======== Supplied data

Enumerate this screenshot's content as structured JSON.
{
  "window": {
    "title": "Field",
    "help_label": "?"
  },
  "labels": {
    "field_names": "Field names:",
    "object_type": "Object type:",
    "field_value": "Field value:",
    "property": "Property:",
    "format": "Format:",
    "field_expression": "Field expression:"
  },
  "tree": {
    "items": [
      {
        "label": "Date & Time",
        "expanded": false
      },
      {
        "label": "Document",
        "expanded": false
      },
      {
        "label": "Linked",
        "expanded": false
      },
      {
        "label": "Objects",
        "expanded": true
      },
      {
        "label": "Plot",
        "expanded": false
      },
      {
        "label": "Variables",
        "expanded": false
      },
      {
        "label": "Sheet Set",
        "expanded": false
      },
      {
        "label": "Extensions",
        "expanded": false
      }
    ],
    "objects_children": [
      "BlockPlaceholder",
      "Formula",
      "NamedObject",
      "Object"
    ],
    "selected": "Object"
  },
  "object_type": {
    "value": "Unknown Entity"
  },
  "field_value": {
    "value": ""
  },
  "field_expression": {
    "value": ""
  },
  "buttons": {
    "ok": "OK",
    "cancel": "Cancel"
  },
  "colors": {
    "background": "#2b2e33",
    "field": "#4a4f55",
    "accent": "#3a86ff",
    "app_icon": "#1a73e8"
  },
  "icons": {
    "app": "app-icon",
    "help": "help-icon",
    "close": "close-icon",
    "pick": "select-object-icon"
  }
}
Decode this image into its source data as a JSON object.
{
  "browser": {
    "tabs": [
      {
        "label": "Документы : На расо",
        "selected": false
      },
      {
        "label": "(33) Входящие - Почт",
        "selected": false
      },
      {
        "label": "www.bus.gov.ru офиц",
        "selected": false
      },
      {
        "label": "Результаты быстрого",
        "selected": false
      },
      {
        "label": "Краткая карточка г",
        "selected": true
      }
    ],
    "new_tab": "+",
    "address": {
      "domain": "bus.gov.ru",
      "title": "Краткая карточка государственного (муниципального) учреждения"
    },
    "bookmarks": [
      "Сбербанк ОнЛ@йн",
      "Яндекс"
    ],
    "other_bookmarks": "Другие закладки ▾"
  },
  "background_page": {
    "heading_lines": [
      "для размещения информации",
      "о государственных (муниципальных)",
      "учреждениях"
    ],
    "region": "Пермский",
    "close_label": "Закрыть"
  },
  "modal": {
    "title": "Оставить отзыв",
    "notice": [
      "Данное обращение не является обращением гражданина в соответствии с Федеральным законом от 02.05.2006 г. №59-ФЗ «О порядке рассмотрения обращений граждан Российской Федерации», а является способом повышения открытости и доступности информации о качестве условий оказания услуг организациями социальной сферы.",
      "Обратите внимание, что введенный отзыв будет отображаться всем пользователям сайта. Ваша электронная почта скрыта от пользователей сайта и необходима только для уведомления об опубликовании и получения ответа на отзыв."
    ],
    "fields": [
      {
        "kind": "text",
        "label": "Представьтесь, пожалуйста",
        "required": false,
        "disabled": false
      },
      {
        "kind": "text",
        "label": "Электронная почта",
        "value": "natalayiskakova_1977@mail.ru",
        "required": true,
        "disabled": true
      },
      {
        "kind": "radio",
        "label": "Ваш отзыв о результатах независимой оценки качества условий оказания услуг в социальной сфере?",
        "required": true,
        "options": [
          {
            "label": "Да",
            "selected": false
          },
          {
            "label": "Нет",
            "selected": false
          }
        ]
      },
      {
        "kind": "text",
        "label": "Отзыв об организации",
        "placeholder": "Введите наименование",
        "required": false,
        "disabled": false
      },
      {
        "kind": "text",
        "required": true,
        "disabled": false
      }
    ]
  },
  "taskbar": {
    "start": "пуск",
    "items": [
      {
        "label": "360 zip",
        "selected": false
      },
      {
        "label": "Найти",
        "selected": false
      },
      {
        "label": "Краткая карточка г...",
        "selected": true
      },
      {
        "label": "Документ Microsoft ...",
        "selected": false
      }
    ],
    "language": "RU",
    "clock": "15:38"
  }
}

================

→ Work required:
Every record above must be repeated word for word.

→ Result of this task:
Enumerate this screenshot's content as structured JSON.
{
  "window": {
    "title": "Field",
    "help_label": "?"
  },
  "labels": {
    "field_names": "Field names:",
    "object_type": "Object type:",
    "field_value": "Field value:",
    "property": "Property:",
    "format": "Format:",
    "field_expression": "Field expression:"
  },
  "tree": {
    "items": [
      {
        "label": "Date & Time",
        "expanded": false
      },
      {
        "label": "Document",
        "expanded": false
      },
      {
        "label": "Linked",
        "expanded": false
      },
      {
        "label": "Objects",
        "expanded": true
      },
      {
        "label": "Plot",
        "expanded": false
      },
      {
        "label": "Variables",
        "expanded": false
      },
      {
        "label": "Sheet Set",
        "expanded": false
      },
      {
        "label": "Extensions",
        "expanded": false
      }
    ],
    "objects_children": [
      "BlockPlaceholder",
      "Formula",
      "NamedObject",
      "Object"
    ],
    "selected": "Object"
  },
  "object_type": {
    "value": "Unknown Entity"
  },
  "field_value": {
    "value": ""
  },
  "field_expression": {
    "value": ""
  },
  "buttons": {
    "ok": "OK",
    "cancel": "Cancel"
  },
  "colors": {
    "background": "#2b2e33",
    "field": "#4a4f55",
    "accent": "#3a86ff",
    "app_icon": "#1a73e8"
  },
  "icons": {
    "app": "app-icon",
    "help": "help-icon",
    "close": "close-icon",
    "pick": "select-object-icon"
  }
}
Decode this image into its source data as a JSON object.
{
  "browser": {
    "tabs": [
      {
        "label": "Документы : На расо",
        "selected": false
      },
      {
        "label": "(33) Входящие - Почт",
        "selected": false
      },
      {
        "label": "www.bus.gov.ru офиц",
        "selected": false
      },
      {
        "label": "Результаты быстрого",
        "selected": false
      },
      {
        "label": "Краткая карточка г",
        "selected": true
      }
    ],
    "new_tab": "+",
    "address": {
      "domain": "bus.gov.ru",
      "title": "Краткая карточка государственного (муниципального) учреждения"
    },
    "bookmarks": [
      "Сбербанк ОнЛ@йн",
      "Яндекс"
    ],
    "other_bookmarks": "Другие закладки ▾"
  },
  "background_page": {
    "heading_lines": [
      "для размещения информации",
      "о государственных (муниципальных)",
      "учреждениях"
    ],
    "region": "Пермский",
    "close_label": "Закрыть"
  },
  "modal": {
    "title": "Оставить отзыв",
    "notice": [
      "Данное обращение не является обращением гражданина в соответствии с Федеральным законом от 02.05.2006 г. №59-ФЗ «О порядке рассмотрения обращений граждан Российской Федерации», а является способом повышения открытости и доступности информации о качестве условий оказания услуг организациями социальной сферы.",
      "Обратите внимание, что введенный отзыв будет отображаться всем пользователям сайта. Ваша электронная почта скрыта от пользователей сайта и необходима только для уведомления об опубликовании и получения ответа на отзыв."
    ],
    "fields": [
      {
        "kind": "text",
        "label": "Представьтесь, пожалуйста",
        "required": false,
        "disabled": false
      },
      {
        "kind": "text",
        "label": "Электронная почта",
        "value": "natalayiskakova_1977@mail.ru",
        "required": true,
        "disabled": true
      },
      {
        "kind": "radio",
        "label": "Ваш отзыв о результатах независимой оценки качества условий оказания услуг в социальной сфере?",
        "required": true,
        "options": [
          {
            "label": "Да",
            "selected": false
          },
          {
            "label": "Нет",
            "selected": false
          }
        ]
      },
      {
        "kind": "text",
        "label": "Отзыв об организации",
        "placeholder": "Введите наименование",
        "required": false,
        "disabled": false
      },
      {
        "kind": "text",
        "required": true,
        "disabled": false
      }
    ]
  },
  "taskbar": {
    "start": "пуск",
    "items": [
      {
        "label": "360 zip",
        "selected": false
      },
      {
        "label": "Найти",
        "selected": false
      },
      {
        "label": "Краткая карточка г...",
        "selected": true
      },
      {
        "label": "Документ Microsoft ...",
        "selected": false
      }
    ],
    "language": "RU",
    "clock": "15:38"
  }
}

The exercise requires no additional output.